#### [What needs to be done]
Could you restate the whole listing word for word?

#### [Records shown]
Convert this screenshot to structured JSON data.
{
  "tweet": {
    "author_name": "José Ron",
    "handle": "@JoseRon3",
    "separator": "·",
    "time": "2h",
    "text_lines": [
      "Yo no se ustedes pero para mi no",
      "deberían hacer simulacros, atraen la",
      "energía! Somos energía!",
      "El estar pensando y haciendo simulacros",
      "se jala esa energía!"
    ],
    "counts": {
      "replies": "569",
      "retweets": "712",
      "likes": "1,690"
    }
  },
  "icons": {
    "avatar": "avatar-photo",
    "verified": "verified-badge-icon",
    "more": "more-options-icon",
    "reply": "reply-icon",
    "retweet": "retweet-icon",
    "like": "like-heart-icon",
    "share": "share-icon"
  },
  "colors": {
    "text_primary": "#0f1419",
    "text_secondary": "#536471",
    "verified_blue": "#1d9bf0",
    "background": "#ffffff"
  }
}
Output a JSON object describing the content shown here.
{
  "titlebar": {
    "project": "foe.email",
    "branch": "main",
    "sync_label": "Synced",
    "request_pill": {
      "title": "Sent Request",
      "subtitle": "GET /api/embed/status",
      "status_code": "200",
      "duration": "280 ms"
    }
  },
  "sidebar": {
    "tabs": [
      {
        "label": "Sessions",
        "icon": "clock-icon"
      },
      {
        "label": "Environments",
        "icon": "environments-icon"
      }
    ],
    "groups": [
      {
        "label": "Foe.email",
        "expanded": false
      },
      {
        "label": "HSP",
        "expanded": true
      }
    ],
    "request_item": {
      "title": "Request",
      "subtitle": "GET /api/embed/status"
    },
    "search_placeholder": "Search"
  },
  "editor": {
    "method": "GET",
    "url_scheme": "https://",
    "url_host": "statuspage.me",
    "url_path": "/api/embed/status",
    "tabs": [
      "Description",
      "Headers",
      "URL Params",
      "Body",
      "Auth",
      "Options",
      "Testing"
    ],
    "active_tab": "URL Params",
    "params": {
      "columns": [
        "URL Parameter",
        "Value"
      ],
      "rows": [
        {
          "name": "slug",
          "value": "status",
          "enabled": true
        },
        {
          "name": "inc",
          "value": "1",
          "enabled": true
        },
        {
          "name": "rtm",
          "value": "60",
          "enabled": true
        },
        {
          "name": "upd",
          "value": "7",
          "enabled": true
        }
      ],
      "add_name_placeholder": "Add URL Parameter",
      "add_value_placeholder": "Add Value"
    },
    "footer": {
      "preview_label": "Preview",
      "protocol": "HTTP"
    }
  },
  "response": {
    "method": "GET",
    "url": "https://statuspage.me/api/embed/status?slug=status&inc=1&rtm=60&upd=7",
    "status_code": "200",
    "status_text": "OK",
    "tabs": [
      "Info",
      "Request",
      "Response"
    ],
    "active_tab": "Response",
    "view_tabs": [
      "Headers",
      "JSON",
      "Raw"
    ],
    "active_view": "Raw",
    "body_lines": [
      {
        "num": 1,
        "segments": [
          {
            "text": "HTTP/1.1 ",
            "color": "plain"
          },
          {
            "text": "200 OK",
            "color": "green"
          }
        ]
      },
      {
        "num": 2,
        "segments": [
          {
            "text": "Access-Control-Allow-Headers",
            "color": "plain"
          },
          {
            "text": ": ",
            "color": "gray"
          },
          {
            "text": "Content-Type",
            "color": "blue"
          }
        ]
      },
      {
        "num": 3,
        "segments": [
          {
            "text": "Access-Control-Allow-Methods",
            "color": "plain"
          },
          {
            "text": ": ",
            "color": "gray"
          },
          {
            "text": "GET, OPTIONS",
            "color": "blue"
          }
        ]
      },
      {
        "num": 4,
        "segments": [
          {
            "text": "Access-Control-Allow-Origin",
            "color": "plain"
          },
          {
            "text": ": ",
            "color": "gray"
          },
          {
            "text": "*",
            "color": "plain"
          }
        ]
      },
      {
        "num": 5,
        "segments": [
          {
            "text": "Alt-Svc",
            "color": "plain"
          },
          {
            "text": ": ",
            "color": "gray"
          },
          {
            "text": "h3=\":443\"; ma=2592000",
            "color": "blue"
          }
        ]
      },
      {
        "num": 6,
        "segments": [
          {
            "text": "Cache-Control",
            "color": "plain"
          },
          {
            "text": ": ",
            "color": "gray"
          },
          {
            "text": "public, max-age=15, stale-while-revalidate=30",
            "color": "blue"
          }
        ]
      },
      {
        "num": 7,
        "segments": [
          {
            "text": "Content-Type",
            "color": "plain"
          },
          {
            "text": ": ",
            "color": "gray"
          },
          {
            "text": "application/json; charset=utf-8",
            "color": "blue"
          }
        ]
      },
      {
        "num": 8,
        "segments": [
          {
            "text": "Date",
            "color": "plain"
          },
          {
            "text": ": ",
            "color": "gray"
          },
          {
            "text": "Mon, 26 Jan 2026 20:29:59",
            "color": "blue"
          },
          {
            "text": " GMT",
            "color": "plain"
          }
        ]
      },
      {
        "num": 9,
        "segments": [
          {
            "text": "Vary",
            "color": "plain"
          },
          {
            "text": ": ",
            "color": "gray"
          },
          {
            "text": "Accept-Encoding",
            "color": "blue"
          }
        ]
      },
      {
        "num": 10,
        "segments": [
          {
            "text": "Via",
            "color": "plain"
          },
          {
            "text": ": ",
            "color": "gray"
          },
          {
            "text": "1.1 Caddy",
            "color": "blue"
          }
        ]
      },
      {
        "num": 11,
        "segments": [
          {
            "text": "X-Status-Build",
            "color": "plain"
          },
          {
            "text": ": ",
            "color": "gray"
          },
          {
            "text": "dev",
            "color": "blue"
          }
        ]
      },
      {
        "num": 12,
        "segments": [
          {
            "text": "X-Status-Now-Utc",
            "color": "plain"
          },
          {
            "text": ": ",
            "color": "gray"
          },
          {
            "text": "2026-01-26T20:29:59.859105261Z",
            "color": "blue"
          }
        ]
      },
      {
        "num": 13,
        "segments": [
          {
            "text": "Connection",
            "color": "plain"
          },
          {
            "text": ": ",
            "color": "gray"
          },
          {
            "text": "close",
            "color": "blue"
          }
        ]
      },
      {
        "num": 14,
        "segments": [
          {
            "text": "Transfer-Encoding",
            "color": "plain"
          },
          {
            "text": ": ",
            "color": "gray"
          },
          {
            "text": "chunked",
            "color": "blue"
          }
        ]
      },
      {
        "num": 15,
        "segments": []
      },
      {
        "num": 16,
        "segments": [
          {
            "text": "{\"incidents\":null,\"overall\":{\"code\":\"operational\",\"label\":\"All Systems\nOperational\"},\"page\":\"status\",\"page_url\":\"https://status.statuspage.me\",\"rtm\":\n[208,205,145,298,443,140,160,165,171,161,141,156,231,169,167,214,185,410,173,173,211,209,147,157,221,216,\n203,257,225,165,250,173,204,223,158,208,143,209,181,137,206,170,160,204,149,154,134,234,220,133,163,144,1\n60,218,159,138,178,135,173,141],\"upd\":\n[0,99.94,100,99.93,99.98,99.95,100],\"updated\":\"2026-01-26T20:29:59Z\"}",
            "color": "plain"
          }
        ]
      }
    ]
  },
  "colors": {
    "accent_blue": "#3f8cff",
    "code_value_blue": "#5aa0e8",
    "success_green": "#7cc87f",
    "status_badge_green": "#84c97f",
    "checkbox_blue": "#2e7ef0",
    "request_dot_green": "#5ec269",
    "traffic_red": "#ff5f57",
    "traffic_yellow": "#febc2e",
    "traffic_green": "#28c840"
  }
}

#### [Solution for this exercise]
Convert this screenshot to structured JSON data.
{
  "tweet": {
    "author_name": "José Ron",
    "handle": "@JoseRon3",
    "separator": "·",
    "time": "2h",
    "text_lines": [
      "Yo no se ustedes pero para mi no",
      "deberían hacer simulacros, atraen la",
      "energía! Somos energía!",
      "El estar pensando y haciendo simulacros",
      "se jala esa energía!"
    ],
    "counts": {
      "replies": "569",
      "retweets": "712",
      "likes": "1,690"
    }
  },
  "icons": {
    "avatar": "avatar-photo",
    "verified": "verified-badge-icon",
    "more": "more-options-icon",
    "reply": "reply-icon",
    "retweet": "retweet-icon",
    "like": "like-heart-icon",
    "share": "share-icon"
  },
  "colors": {
    "text_primary": "#0f1419",
    "text_secondary": "#536471",
    "verified_blue": "#1d9bf0",
    "background": "#ffffff"
  }
}
Output a JSON object describing the content shown here.
{
  "titlebar": {
    "project": "foe.email",
    "branch": "main",
    "sync_label": "Synced",
    "request_pill": {
      "title": "Sent Request",
      "subtitle": "GET /api/embed/status",
      "status_code": "200",
      "duration": "280 ms"
    }
  },
  "sidebar": {
    "tabs": [
      {
        "label": "Sessions",
        "icon": "clock-icon"
      },
      {
        "label": "Environments",
        "icon": "environments-icon"
      }
    ],
    "groups": [
      {
        "label": "Foe.email",
        "expanded": false
      },
      {
        "label": "HSP",
        "expanded": true
      }
    ],
    "request_item": {
      "title": "Request",
      "subtitle": "GET /api/embed/status"
    },
    "search_placeholder": "Search"
  },
  "editor": {
    "method": "GET",
    "url_scheme": "https://",
    "url_host": "statuspage.me",
    "url_path": "/api/embed/status",
    "tabs": [
      "Description",
      "Headers",
      "URL Params",
      "Body",
      "Auth",
      "Options",
      "Testing"
    ],
    "active_tab": "URL Params",
    "params": {
      "columns": [
        "URL Parameter",
        "Value"
      ],
      "rows": [
        {
          "name": "slug",
          "value": "status",
          "enabled": true
        },
        {
          "name": "inc",
          "value": "1",
          "enabled": true
        },
        {
          "name": "rtm",
          "value": "60",
          "enabled": true
        },
        {
          "name": "upd",
          "value": "7",
          "enabled": true
        }
      ],
      "add_name_placeholder": "Add URL Parameter",
      "add_value_placeholder": "Add Value"
    },
    "footer": {
      "preview_label": "Preview",
      "protocol": "HTTP"
    }
  },
  "response": {
    "method": "GET",
    "url": "https://statuspage.me/api/embed/status?slug=status&inc=1&rtm=60&upd=7",
    "status_code": "200",
    "status_text": "OK",
    "tabs": [
      "Info",
      "Request",
      "Response"
    ],
    "active_tab": "Response",
    "view_tabs": [
      "Headers",
      "JSON",
      "Raw"
    ],
    "active_view": "Raw",
    "body_lines": [
      {
        "num": 1,
        "segments": [
          {
            "text": "HTTP/1.1 ",
            "color": "plain"
          },
          {
            "text": "200 OK",
            "color": "green"
          }
        ]
      },
      {
        "num": 2,
        "segments": [
          {
            "text": "Access-Control-Allow-Headers",
            "color": "plain"
          },
          {
            "text": ": ",
            "color": "gray"
          },
          {
            "text": "Content-Type",
            "color": "blue"
          }
        ]
      },
      {
        "num": 3,
        "segments": [
          {
            "text": "Access-Control-Allow-Methods",
            "color": "plain"
          },
          {
            "text": ": ",
            "color": "gray"
          },
          {
            "text": "GET, OPTIONS",
            "color": "blue"
          }
        ]
      },
      {
        "num": 4,
        "segments": [
          {
            "text": "Access-Control-Allow-Origin",
            "color": "plain"
          },
          {
            "text": ": ",
            "color": "gray"
          },
          {
            "text": "*",
            "color": "plain"
          }
        ]
      },
      {
        "num": 5,
        "segments": [
          {
            "text": "Alt-Svc",
            "color": "plain"
          },
          {
            "text": ": ",
            "color": "gray"
          },
          {
            "text": "h3=\":443\"; ma=2592000",
            "color": "blue"
          }
        ]
      },
      {
        "num": 6,
        "segments": [
          {
            "text": "Cache-Control",
            "color": "plain"
          },
          {
            "text": ": ",
            "color": "gray"
          },
          {
            "text": "public, max-age=15, stale-while-revalidate=30",
            "color": "blue"
          }
        ]
      },
      {
        "num": 7,
        "segments": [
          {
            "text": "Content-Type",
            "color": "plain"
          },
          {
            "text": ": ",
            "color": "gray"
          },
          {
            "text": "application/json; charset=utf-8",
            "color": "blue"
          }
        ]
      },
      {
        "num": 8,
        "segments": [
          {
            "text": "Date",
            "color": "plain"
          },
          {
            "text": ": ",
            "color": "gray"
          },
          {
            "text": "Mon, 26 Jan 2026 20:29:59",
            "color": "blue"
          },
          {
            "text": " GMT",
            "color": "plain"
          }
        ]
      },
      {
        "num": 9,
        "segments": [
          {
            "text": "Vary",
            "color": "plain"
          },
          {
            "text": ": ",
            "color": "gray"
          },
          {
            "text": "Accept-Encoding",
            "color": "blue"
          }
        ]
      },
      {
        "num": 10,
        "segments": [
          {
            "text": "Via",
            "color": "plain"
          },
          {
            "text": ": ",
            "color": "gray"
          },
          {
            "text": "1.1 Caddy",
            "color": "blue"
          }
        ]
      },
      {
        "num": 11,
        "segments": [
          {
            "text": "X-Status-Build",
            "color": "plain"
          },
          {
            "text": ": ",
            "color": "gray"
          },
          {
            "text": "dev",
            "color": "blue"
          }
        ]
      },
      {
        "num": 12,
        "segments": [
          {
            "text": "X-Status-Now-Utc",
            "color": "plain"
          },
          {
            "text": ": ",
            "color": "gray"
          },
          {
            "text": "2026-01-26T20:29:59.859105261Z",
            "color": "blue"
          }
        ]
      },
      {
        "num": 13,
        "segments": [
          {
            "text": "Connection",
            "color": "plain"
          },
          {
            "text": ": ",
            "color": "gray"
          },
          {
            "text": "close",
            "color": "blue"
          }
        ]
      },
      {
        "num": 14,
        "segments": [
          {
            "text": "Transfer-Encoding",
            "color": "plain"
          },
          {
            "text": ": ",
            "color": "gray"
          },
          {
            "text": "chunked",
            "color": "blue"
          }
        ]
      },
      {
        "num": 15,
        "segments": []
      },
      {
        "num": 16,
        "segments": [
          {
            "text": "{\"incidents\":null,\"overall\":{\"code\":\"operational\",\"label\":\"All Systems\nOperational\"},\"page\":\"status\",\"page_url\":\"https://status.statuspage.me\",\"rtm\":\n[208,205,145,298,443,140,160,165,171,161,141,156,231,169,167,214,185,410,173,173,211,209,147,157,221,216,\n203,257,225,165,250,173,204,223,158,208,143,209,181,137,206,170,160,204,149,154,134,234,220,133,163,144,1\n60,218,159,138,178,135,173,141],\"upd\":\n[0,99.94,100,99.93,99.98,99.95,100],\"updated\":\"2026-01-26T20:29:59Z\"}",
            "color": "plain"
          }
        ]
      }
    ]
  },
  "colors": {
    "accent_blue": "#3f8cff",
    "code_value_blue": "#5aa0e8",
    "success_green": "#7cc87f",
    "status_badge_green": "#84c97f",
    "checkbox_blue": "#2e7ef0",
    "request_dot_green": "#5ec269",
    "traffic_red": "#ff5f57",
    "traffic_yellow": "#febc2e",
    "traffic_green": "#28c840"
  }
}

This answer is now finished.